Data: Begin

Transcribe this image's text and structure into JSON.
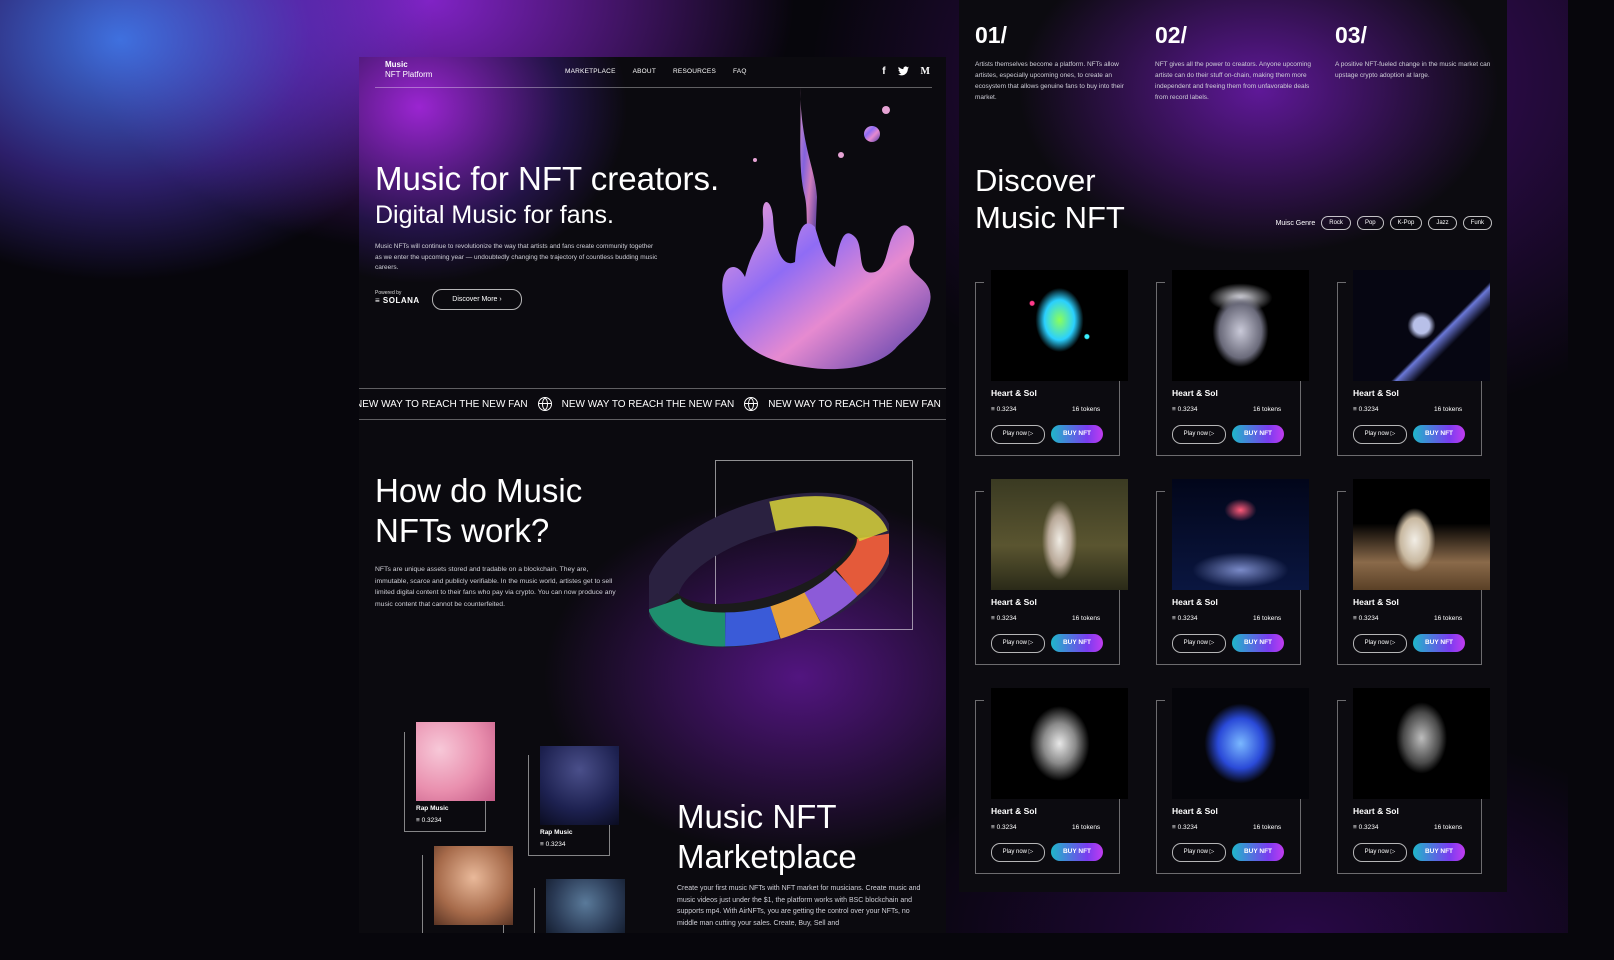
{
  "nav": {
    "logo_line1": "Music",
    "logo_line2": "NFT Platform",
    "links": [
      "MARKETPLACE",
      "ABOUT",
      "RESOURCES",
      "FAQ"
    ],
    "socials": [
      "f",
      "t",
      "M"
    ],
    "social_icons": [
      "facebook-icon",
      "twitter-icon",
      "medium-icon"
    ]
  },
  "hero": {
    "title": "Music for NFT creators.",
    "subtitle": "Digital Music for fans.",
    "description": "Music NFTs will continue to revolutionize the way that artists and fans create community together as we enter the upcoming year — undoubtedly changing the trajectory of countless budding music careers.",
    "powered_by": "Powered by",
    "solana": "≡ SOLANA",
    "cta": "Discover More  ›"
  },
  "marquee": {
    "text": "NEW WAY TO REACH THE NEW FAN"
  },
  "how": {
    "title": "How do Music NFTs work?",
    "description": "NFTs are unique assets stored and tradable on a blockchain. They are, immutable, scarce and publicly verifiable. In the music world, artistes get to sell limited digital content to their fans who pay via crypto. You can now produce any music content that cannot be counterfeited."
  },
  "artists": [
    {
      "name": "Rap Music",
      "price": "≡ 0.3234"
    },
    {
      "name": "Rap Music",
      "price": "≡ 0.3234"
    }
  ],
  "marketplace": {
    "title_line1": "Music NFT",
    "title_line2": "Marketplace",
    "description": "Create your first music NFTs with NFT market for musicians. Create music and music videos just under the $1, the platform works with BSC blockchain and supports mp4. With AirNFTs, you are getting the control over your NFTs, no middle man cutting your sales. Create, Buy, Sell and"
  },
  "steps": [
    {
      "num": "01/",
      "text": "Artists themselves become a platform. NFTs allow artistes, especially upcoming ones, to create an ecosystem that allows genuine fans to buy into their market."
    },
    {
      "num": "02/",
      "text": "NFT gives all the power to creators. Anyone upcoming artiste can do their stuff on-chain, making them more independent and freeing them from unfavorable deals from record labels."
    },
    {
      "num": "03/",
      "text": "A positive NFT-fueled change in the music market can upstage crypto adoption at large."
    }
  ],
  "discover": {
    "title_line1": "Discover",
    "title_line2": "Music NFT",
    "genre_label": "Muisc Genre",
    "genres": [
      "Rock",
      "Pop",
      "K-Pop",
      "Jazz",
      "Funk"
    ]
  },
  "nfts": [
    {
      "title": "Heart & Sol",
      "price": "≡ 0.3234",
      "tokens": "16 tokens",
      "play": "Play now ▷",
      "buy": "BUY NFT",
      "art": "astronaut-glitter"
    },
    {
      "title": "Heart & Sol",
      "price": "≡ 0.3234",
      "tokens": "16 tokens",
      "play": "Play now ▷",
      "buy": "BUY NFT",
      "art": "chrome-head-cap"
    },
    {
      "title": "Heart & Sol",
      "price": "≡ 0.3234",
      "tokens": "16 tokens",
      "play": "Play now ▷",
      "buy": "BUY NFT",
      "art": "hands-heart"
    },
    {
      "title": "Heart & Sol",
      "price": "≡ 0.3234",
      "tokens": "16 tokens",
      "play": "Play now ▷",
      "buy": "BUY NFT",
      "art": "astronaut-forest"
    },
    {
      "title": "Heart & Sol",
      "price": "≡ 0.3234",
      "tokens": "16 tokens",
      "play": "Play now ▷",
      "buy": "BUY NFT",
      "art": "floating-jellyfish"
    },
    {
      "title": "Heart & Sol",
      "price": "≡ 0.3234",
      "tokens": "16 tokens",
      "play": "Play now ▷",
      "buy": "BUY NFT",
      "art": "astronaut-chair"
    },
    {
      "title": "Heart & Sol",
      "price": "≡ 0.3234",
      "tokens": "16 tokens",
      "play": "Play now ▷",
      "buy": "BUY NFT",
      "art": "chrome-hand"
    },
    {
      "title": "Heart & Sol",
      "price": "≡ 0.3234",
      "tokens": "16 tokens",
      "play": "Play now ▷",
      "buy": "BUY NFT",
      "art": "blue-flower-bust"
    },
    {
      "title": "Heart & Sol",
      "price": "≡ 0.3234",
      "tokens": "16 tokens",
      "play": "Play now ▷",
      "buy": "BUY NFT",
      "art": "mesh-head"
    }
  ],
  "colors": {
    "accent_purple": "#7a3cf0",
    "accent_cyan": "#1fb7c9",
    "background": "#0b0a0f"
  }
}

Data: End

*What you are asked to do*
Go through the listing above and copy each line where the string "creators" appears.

*Exercise answer*
    "title": "Music for NFT creators.",
      "text": "NFT gives all the power to creators. Anyone upcoming artiste can do their stuff on-chain, making them more independent and freeing them from unfavorable deals from record labels."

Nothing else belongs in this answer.